(Saved data entries)
+-------+

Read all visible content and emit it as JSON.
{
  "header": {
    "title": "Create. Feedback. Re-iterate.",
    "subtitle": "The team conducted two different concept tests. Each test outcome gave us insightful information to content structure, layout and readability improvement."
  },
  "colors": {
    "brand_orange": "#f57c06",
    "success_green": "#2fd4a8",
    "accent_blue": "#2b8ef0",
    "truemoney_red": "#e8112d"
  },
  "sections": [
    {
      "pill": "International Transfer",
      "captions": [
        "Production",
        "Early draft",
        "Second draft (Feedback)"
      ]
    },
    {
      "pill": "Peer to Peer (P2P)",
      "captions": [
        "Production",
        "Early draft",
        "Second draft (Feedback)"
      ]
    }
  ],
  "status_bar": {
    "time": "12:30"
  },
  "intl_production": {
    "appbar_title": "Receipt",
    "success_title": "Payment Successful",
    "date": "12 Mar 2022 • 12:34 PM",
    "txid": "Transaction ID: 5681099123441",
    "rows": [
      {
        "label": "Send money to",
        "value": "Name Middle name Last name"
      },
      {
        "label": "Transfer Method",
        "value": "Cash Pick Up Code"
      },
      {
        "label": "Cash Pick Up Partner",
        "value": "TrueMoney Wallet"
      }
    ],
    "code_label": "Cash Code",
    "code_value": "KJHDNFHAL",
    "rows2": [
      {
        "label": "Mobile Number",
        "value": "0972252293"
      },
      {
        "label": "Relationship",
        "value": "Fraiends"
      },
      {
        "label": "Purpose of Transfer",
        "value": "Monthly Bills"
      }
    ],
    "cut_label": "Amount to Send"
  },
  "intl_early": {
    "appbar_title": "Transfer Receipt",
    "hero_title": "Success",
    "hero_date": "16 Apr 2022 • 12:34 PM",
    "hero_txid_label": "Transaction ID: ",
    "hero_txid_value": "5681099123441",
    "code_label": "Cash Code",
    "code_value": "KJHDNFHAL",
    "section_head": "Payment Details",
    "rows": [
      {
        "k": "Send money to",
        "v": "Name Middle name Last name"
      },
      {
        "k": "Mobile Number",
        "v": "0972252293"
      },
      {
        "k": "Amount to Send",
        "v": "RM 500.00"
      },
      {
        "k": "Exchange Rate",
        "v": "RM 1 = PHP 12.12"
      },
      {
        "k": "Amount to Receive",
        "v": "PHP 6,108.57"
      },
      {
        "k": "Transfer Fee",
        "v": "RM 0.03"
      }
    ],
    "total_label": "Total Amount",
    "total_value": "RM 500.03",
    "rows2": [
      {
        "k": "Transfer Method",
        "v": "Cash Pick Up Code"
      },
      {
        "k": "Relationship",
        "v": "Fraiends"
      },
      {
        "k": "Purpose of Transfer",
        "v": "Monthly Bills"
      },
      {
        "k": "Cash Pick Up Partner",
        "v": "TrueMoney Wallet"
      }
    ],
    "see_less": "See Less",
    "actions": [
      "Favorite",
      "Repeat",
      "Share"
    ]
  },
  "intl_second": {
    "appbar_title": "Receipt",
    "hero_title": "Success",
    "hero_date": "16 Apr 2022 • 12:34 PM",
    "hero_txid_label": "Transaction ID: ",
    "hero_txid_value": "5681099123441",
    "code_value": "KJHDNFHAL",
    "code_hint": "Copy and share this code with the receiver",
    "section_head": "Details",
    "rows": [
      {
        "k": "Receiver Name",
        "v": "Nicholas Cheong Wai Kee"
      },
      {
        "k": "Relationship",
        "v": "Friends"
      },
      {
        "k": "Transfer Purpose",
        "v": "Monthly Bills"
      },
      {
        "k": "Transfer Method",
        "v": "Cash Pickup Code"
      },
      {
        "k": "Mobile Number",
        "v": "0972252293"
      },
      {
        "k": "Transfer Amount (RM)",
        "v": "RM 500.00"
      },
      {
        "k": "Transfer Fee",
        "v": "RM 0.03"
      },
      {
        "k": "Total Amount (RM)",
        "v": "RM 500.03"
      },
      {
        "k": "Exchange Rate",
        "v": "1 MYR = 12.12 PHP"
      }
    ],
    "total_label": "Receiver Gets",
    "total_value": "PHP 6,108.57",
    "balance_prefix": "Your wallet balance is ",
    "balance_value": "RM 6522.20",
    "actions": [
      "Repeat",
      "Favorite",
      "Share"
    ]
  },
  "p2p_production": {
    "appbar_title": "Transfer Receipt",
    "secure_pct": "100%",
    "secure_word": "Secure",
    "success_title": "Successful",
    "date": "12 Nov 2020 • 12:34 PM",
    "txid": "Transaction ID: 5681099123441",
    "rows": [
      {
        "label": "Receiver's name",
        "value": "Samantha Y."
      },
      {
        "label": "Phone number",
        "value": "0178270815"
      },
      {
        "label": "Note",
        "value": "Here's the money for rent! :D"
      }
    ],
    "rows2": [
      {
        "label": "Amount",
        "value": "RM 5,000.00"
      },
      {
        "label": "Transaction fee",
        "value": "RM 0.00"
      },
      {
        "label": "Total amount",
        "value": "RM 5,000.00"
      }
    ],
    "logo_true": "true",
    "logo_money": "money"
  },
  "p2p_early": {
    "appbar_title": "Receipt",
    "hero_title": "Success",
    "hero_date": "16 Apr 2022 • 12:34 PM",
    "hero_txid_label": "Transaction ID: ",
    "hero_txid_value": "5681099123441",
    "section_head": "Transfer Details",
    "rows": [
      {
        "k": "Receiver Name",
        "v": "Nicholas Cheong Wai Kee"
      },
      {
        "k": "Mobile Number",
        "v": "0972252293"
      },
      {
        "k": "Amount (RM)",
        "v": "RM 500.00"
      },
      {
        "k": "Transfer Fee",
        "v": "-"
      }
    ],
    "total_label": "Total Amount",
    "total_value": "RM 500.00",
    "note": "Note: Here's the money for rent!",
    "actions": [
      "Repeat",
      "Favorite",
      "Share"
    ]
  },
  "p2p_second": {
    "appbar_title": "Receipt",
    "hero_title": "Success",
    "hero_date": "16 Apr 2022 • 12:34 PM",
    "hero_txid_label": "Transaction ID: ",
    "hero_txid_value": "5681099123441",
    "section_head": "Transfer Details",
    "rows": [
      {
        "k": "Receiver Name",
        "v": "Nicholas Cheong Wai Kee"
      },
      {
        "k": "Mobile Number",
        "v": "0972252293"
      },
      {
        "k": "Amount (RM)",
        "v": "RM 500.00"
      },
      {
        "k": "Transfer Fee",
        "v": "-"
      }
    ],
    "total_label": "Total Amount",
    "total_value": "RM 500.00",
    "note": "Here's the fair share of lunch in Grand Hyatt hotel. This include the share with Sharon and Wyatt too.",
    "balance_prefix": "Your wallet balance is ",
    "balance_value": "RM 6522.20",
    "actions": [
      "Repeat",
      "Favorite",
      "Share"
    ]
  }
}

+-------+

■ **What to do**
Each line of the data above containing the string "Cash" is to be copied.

■ **Answer box**
        "value": "Cash Pick Up Code"
        "label": "Cash Pick Up Partner",
    "code_label": "Cash Code",
    "code_label": "Cash Code",
        "v": "Cash Pick Up Code"
        "k": "Cash Pick Up Partner",
        "v": "Cash Pickup Code"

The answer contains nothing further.